Anyway. So, I'm not sure how much you know about old school garou but one of the main themes of the game is how werewolves are a dying breed. The main "thrust" (heh) of kinfolk in oWoD is to have all the bebes or get a garou pregnant or the wyrm wins. The game, as most games do, did have a lot of players that liked to TS, which happily sort of went in hand with the whole point but sort of ran into problems with the whole "wolves mate for life" schtick. Staff wasn't watching anyone TS but they were aware of who was coupled up and it was generally assumed unless one of you had the Barren flaw that your PCs were doing it like crazed monkeys. So, they'd make a 50/50 dice roll to see if your lurve would get you a baby and then a 75/25 roll to see if you had one or twins. It was dumb and quickly half the game was pregnant and being forced into 9 months worth of retarded-ass pregnancy RP. So they "fixed" it with a time warp plot.

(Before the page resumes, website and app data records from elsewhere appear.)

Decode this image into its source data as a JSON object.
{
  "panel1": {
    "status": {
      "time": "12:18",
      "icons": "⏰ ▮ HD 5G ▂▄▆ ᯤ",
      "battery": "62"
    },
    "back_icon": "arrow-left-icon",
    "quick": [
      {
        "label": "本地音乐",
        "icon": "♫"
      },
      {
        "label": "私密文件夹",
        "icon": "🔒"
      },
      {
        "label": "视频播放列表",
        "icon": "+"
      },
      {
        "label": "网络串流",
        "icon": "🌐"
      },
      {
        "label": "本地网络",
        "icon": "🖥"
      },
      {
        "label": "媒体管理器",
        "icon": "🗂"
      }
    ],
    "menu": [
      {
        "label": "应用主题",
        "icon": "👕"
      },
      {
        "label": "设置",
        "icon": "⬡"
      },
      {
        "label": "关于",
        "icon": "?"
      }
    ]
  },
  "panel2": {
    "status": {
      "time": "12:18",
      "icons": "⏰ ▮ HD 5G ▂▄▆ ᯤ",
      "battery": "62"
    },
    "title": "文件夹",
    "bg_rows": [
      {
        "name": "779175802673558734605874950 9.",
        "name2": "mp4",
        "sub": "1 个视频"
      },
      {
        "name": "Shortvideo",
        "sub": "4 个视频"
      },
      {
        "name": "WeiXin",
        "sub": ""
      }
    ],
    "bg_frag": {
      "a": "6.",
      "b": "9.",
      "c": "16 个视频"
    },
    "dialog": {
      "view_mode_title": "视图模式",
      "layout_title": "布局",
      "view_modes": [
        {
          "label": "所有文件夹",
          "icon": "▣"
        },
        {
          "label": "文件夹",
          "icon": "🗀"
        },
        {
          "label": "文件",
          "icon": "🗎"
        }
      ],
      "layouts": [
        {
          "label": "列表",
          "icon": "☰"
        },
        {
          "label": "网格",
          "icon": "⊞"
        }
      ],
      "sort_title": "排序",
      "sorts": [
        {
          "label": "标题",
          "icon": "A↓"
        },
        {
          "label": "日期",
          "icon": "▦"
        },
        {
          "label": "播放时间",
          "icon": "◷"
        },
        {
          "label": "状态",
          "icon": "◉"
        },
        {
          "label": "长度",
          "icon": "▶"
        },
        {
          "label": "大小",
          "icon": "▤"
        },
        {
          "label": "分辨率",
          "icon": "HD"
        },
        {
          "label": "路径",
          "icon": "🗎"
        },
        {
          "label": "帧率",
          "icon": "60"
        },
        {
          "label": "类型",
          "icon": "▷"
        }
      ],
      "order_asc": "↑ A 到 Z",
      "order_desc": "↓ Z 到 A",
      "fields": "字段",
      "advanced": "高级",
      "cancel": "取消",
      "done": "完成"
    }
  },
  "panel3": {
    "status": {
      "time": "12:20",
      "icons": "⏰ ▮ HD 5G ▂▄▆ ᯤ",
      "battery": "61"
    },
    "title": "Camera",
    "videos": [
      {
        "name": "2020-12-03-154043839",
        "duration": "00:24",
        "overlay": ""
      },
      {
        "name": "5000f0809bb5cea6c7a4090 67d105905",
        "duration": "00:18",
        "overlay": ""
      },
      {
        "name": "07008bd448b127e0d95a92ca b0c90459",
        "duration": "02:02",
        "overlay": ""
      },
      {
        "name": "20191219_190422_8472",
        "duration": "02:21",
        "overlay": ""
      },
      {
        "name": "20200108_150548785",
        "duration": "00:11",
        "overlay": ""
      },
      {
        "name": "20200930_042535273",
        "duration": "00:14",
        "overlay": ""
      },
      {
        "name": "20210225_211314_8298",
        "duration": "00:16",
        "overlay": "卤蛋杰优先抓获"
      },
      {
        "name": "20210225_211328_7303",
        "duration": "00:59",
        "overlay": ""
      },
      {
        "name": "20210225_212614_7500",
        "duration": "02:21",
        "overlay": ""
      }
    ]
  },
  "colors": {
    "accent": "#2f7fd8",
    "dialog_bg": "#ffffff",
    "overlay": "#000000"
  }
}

Olsson last edited by
My current ideas as far as they go are to do chroncile games, in the sense of it has a storyline that is meant to take plade over the time of say a year. And then it'll finish, and it'll end. And then maybe take a six months hiatus to make up the next storyline in a new setting etc. Myself being a historical buff my current ideas (not to say it'll happend, who know).
Werewolf The Forsaken (Probably the new one) set in Scandinavia during the Viking Age.
Mage The Awakening, set in Jerusalem somewhere around First and/or Second Crusades. Focus around the chase to locate the Atlantean Artifact The Ring of Solomon and then seize control over the city.
I'm in the midst of a Sons of Anarchy binge and through that marathon I was thinking of a setting in some southern state where players can only play mortals or ghouls. Biker gangs, law enforcement, agents of foreign powers (IRA, russian mob, yakuza, you name it), FBI or CIA agents and all of these are caught in a complex, shifting political landscape of jyhad played on their backs.
If done right no alliance would be set in stone and unlikely bedfellows would pop up all over the place for as long as it serves each faction. Some would know they are working for and doing the work of monsters, but most would be unaware or maybe not even care.
somasatori last edited by
@Arkandel -- I was just suggesting to someone the other day that a "pure crime" game would be really cool to do. No supernatural-fu, just straight up cops and robbers-style shenanigans with all the elements you mentioned.